▸ **EXERCISE REQUIREMENTS**
Going line by line through the entries below, note each one with "서약기간", then report how many there are and nothing else.

MATERIAL PROVIDED: Begin

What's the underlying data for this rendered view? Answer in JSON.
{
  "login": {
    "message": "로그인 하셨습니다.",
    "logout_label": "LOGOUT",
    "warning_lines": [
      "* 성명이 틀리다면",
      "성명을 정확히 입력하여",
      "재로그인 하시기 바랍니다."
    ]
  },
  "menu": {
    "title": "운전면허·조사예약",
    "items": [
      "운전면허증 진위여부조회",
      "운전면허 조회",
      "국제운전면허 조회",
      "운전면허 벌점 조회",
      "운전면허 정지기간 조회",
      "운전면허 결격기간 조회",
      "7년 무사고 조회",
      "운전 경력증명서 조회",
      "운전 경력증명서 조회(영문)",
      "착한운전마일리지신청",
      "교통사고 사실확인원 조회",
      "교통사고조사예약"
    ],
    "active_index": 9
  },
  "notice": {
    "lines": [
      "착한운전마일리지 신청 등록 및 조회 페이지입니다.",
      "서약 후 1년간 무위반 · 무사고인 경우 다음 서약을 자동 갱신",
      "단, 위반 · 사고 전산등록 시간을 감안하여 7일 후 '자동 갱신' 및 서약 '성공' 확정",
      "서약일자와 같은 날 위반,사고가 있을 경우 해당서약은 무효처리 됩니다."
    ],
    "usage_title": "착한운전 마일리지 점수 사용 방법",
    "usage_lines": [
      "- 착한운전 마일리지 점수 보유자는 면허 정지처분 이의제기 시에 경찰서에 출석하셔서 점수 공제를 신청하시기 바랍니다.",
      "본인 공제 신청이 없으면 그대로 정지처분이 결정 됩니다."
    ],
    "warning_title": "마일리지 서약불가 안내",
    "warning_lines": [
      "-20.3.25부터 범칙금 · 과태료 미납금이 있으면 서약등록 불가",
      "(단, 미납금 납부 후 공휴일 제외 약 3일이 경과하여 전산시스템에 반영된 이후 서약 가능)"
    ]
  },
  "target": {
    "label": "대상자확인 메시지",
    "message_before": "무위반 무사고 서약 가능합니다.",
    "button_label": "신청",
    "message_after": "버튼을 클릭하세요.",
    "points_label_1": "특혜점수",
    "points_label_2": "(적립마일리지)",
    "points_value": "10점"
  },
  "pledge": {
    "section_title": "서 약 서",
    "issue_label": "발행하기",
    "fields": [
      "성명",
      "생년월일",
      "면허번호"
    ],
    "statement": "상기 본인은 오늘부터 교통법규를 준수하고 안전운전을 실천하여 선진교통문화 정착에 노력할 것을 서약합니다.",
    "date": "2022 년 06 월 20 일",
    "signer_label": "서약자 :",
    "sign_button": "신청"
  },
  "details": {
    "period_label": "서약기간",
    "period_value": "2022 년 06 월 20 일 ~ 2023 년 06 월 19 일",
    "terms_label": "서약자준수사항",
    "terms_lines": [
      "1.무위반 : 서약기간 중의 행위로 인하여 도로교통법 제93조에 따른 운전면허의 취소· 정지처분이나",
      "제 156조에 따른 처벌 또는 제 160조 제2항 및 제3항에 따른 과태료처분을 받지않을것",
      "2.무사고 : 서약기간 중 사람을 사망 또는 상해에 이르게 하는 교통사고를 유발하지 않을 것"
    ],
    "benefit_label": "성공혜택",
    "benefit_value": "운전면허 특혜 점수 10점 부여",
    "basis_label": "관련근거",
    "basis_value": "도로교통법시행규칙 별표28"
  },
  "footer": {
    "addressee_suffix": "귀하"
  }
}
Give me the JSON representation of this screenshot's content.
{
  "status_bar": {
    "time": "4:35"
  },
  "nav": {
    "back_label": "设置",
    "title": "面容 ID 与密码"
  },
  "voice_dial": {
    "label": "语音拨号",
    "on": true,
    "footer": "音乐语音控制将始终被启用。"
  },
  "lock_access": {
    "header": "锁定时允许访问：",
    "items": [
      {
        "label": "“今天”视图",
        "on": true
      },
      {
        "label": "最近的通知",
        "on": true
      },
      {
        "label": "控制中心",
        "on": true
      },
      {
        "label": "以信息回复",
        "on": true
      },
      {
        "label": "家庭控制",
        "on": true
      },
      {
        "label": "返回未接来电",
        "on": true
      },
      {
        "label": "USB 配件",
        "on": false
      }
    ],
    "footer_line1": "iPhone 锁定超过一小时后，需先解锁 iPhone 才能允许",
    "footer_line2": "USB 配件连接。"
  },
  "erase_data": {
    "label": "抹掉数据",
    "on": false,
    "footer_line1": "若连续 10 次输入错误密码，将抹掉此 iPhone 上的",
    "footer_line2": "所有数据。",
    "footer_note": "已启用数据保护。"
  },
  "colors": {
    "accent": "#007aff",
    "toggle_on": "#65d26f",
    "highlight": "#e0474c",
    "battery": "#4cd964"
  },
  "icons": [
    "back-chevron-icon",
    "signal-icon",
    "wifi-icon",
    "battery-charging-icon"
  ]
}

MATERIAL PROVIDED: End

▸ **ANSWER BOX**
3